‘Your landlord likely needs you more than you need him.’
There could be benefits to you from buying the home you’re renting — though some depend on how motivated your landlord is. You have the inside scoop on this home. You know how good the shower’s water pressure is and where there’s a creaky floorboard. You’ve got a good rapport with the neighbors on the block. These are all the little details that a home buyer typically doesn’t have at their disposal when they make an offer.
Plus, when a renter buys directly from the landlord, there may be other opportunities to save money, and not just by eliminating moving costs. You already have a set relationship with him, which could make negotiating easier. If he’s really interested in getting out quickly, he may be motivated to reduce the price if you ask or split some of the costs typically associated with a home purchase.
Landlords could have the upper hand in a sale
Of course, there can be disadvantages to buying the home you’re renting. You will be limiting yourself. Sure, you like your neighborhood, but what’s to say there isn’t a better home for you out there?

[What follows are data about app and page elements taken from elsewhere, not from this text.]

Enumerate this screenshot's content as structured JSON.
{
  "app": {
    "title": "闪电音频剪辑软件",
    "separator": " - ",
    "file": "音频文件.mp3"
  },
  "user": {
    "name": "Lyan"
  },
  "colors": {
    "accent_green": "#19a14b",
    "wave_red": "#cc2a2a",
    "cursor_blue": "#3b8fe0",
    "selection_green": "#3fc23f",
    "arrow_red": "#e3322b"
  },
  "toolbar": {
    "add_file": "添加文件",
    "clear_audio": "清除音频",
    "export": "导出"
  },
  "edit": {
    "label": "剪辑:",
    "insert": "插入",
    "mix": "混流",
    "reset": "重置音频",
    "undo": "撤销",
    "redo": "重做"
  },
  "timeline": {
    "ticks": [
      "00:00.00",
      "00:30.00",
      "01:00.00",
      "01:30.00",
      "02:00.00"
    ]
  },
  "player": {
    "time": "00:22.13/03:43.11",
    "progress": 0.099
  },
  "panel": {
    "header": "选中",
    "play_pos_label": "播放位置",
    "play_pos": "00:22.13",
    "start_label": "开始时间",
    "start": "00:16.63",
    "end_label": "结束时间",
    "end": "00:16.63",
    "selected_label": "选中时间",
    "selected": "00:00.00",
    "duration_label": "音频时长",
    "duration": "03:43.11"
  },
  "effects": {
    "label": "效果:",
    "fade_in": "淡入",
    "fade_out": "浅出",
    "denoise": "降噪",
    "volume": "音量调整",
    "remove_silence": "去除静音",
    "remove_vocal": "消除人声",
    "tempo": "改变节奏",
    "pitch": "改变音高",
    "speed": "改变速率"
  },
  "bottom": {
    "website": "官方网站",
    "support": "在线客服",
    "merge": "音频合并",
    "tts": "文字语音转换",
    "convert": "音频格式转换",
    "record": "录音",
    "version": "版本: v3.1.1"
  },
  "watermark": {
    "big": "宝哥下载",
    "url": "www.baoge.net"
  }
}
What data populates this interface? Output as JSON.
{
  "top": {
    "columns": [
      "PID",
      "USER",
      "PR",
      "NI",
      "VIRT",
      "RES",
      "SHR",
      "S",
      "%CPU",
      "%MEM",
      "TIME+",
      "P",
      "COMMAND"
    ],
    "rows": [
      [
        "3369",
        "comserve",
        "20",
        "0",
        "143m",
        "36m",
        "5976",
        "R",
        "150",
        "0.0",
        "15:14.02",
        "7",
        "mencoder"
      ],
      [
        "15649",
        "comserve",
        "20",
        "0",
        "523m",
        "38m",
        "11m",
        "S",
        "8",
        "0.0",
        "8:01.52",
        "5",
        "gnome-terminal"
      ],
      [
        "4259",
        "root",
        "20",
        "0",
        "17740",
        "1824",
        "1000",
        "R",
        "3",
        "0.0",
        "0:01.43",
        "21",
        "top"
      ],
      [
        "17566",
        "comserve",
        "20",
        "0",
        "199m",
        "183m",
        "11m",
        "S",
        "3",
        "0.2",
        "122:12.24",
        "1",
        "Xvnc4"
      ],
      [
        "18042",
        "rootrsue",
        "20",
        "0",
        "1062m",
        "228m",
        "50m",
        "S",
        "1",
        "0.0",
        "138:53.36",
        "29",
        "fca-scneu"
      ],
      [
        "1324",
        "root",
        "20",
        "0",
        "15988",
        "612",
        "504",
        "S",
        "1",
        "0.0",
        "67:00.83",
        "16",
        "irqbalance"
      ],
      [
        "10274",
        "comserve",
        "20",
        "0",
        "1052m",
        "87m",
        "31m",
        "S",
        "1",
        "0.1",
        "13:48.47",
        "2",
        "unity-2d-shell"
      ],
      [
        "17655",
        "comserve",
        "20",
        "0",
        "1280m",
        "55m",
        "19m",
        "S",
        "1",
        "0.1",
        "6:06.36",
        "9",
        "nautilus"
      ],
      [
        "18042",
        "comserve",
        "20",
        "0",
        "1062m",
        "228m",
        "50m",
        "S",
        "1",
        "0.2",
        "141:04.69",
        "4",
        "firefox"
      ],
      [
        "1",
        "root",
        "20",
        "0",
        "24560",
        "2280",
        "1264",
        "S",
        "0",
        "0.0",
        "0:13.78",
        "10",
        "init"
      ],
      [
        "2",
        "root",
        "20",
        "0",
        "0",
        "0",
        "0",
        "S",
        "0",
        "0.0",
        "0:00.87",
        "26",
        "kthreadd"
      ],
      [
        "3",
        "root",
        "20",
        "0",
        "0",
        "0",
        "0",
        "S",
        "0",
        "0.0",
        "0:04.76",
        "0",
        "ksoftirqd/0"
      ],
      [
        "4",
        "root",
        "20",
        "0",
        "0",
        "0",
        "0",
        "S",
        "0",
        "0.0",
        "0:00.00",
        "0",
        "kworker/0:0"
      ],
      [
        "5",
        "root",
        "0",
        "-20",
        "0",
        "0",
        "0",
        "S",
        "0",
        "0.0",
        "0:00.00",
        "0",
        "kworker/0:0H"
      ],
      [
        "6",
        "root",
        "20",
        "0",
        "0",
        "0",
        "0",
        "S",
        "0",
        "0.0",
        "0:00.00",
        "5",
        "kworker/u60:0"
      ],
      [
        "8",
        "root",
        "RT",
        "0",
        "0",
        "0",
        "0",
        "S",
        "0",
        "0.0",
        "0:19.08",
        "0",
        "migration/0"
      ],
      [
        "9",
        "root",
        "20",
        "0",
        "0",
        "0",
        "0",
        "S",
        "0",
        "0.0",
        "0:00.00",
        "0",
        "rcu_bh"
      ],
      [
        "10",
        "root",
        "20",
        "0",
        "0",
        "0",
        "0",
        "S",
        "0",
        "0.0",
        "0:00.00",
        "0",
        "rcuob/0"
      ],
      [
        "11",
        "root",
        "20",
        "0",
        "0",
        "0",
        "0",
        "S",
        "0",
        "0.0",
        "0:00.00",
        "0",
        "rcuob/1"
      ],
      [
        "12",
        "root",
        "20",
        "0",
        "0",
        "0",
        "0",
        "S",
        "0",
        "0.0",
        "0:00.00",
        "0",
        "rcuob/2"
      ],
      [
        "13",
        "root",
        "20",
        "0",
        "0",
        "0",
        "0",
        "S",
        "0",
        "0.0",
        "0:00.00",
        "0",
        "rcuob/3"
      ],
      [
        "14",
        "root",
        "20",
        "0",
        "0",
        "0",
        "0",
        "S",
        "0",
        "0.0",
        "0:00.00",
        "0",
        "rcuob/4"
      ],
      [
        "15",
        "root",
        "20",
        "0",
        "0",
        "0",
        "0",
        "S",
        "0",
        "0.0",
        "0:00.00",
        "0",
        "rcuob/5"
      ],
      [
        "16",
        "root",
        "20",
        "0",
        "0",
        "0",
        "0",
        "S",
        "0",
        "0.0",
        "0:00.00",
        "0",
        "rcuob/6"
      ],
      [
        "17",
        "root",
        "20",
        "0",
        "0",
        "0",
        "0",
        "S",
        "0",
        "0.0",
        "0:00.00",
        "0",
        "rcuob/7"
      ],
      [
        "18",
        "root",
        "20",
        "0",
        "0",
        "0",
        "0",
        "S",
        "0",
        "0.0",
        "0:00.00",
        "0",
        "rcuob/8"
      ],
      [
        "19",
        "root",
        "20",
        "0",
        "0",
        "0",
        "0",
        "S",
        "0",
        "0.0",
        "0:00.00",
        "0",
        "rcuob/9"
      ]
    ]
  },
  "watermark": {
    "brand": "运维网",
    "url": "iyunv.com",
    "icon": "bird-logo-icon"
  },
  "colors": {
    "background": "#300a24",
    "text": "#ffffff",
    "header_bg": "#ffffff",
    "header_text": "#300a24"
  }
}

Your landlord could also pressure you to come to an agreement without the advice of a real-estate agent or attorney. I would recommend hiring one anyway — a Realtor’s fee likely would come out of the money your landlord would earn from selling the home, so it might reduce what he makes out of the deal. Having an agent and an attorney represent you will mean that there are professionals protecting your interests and ensuring you get the best possible deal.

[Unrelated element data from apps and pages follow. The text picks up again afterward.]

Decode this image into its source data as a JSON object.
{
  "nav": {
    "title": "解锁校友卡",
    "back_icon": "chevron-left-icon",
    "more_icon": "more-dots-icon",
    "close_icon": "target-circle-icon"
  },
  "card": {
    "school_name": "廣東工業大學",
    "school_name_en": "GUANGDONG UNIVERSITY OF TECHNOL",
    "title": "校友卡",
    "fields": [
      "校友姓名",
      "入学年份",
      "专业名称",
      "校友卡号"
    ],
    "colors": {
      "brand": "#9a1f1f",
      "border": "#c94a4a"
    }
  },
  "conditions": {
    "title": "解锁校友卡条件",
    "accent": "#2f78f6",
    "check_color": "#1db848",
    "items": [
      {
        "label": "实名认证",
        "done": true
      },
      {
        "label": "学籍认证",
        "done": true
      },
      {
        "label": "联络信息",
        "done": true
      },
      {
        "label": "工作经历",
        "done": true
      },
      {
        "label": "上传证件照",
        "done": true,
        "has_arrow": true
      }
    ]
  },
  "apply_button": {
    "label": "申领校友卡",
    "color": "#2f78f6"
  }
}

Similarly, your landlord might ask you to forego the home inspection. While you have familiarity with the home and its potential flaws, I take it neither you nor your husband are trained contractors. A home inspector might find issues that you wouldn’t notice.
Approach buying a home before retirement with caution

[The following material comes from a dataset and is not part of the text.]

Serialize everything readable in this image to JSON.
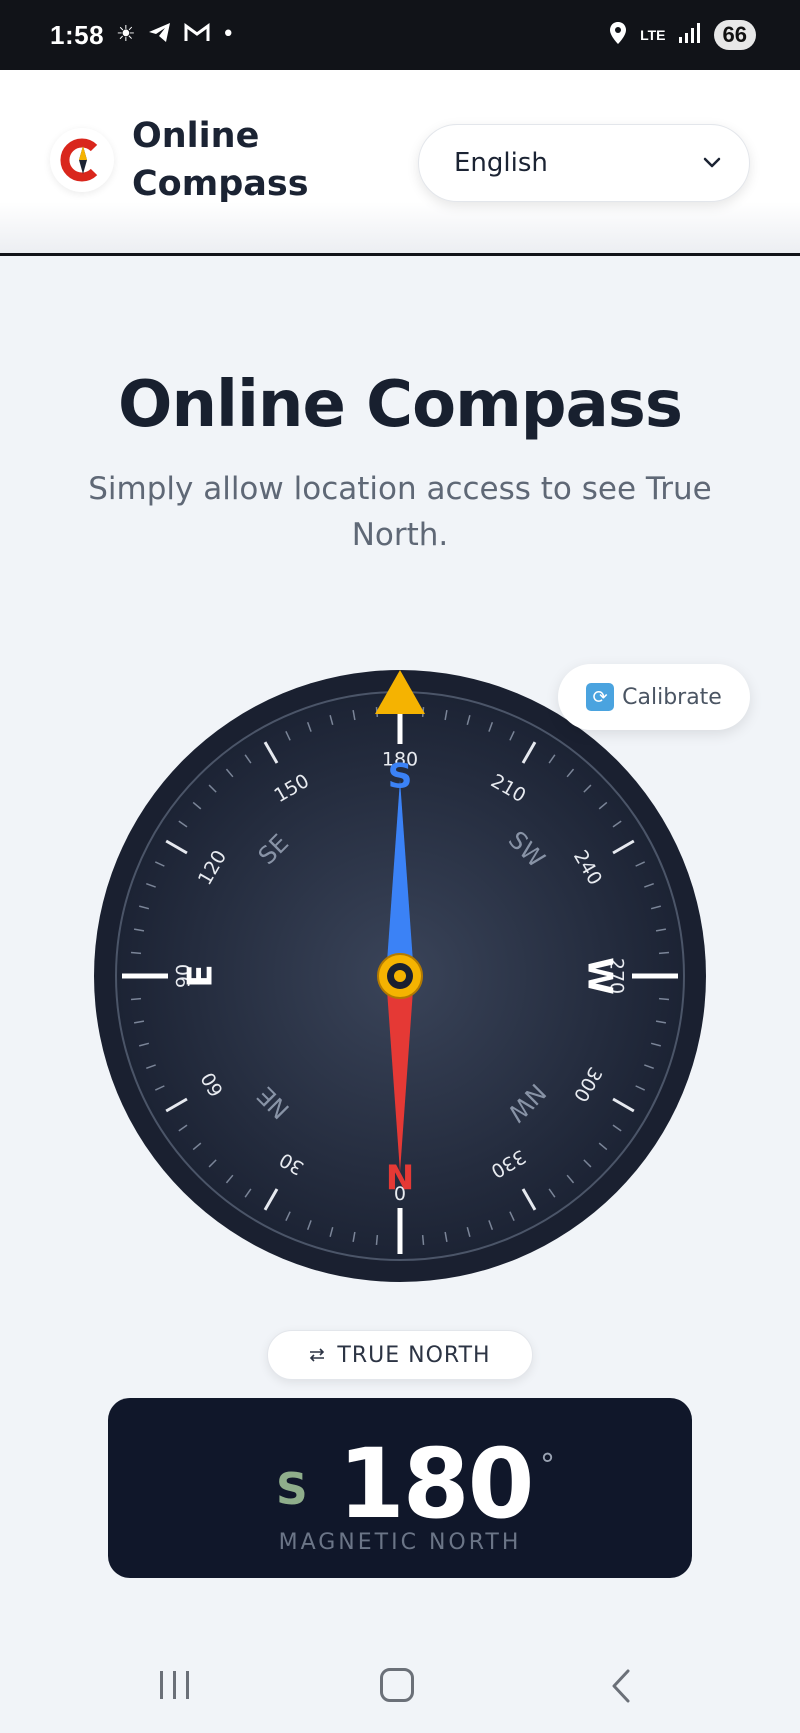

As for your other, over-arching question: You’ll need to do some soul-searching and number-crunching to determine if buying a home is right for you. You and your husband are fast approaching retirement. You say you like your neighborhood and don’t want to move, but also question whether you want to stay in Wichita. If you think you’ll want to move elsewhere upon retirement, buying a home likely wouldn’t make financial sense.
Let’s say you’re of the mind that you’re going to stay in Wichita. From a financial perspective, you’re only a few years away from living on a fixed income. The cost of your monthly mortgage payments would be set if you buy, but other costs will vary such as property taxes insurance and maintenance.
As a starting point, look at what you’re paying in rent — is it manageable? Then get an estimate of what your monthly mortgage payment would.
If you’re already worried about the cost of your current rent, and the mortgage payment is greater, you should hold off on buying. Moving is always a pain, but it might be a necessarily evil depending on your finances.